### WHAT THE TASK REQUIRES
Among the records below, which lines contain the string "Consumed"? Report them.

### Element data from apps and pages
+--

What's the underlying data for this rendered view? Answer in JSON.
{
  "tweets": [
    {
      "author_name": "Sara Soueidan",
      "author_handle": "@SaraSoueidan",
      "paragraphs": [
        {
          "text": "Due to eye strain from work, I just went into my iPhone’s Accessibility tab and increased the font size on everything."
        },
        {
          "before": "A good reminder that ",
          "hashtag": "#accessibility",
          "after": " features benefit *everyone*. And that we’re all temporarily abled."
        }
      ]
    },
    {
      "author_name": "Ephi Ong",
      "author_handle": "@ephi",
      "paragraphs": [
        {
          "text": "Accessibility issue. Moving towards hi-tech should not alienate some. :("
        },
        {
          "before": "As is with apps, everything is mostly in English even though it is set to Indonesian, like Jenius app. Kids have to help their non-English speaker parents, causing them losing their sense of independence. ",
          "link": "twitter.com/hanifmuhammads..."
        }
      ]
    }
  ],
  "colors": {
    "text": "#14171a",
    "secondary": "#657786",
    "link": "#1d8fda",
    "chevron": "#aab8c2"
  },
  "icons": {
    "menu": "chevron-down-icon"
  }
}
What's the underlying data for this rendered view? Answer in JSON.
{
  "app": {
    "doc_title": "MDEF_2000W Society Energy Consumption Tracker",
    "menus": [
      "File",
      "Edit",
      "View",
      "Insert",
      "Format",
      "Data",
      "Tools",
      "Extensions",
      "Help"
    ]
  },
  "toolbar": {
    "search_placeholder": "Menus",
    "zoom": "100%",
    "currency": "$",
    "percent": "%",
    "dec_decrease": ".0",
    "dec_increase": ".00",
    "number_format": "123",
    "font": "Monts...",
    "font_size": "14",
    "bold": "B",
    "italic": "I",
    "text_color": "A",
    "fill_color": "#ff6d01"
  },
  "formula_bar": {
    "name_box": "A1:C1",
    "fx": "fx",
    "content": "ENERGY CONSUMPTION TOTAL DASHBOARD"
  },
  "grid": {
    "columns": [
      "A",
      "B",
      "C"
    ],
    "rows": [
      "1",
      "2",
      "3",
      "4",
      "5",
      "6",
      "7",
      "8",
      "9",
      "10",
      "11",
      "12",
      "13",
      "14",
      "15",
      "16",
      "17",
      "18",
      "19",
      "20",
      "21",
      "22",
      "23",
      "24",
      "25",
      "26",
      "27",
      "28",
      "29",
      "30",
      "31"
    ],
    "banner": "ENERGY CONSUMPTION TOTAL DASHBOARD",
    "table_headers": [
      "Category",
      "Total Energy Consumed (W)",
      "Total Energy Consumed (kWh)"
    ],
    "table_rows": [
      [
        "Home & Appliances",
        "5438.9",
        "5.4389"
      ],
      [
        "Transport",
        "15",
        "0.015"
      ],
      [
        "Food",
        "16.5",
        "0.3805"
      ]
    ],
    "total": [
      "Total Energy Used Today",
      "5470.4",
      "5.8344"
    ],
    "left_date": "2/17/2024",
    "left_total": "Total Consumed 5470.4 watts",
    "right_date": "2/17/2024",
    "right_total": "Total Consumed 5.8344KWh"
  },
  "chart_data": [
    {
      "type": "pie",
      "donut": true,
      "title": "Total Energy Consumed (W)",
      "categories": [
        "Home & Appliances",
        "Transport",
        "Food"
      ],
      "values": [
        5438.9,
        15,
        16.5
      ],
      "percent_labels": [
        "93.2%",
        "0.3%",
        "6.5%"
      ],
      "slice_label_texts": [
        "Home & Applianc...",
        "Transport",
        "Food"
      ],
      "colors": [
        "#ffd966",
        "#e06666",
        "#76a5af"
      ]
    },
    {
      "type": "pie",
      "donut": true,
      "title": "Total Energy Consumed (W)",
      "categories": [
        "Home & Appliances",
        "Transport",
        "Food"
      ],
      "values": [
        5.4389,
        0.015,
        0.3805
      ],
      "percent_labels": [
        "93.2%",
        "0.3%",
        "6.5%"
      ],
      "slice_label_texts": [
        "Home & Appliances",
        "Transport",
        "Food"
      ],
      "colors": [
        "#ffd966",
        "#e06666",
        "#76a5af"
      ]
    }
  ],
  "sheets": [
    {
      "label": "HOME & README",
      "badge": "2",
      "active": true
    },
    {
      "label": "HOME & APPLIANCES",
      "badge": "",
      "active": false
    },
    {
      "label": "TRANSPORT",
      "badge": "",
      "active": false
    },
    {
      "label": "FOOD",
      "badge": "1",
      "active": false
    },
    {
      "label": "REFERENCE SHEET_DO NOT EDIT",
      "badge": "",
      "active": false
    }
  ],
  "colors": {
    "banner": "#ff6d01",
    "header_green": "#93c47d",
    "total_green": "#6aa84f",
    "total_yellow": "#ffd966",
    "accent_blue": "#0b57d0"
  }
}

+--

### COMPLETED TASK
      "Total Energy Consumed (W)",
      "Total Energy Consumed (kWh)"
    "left_total": "Total Consumed 5470.4 watts",
    "right_total": "Total Consumed 5.8344KWh"
      "title": "Total Energy Consumed (W)",
      "title": "Total Energy Consumed (W)",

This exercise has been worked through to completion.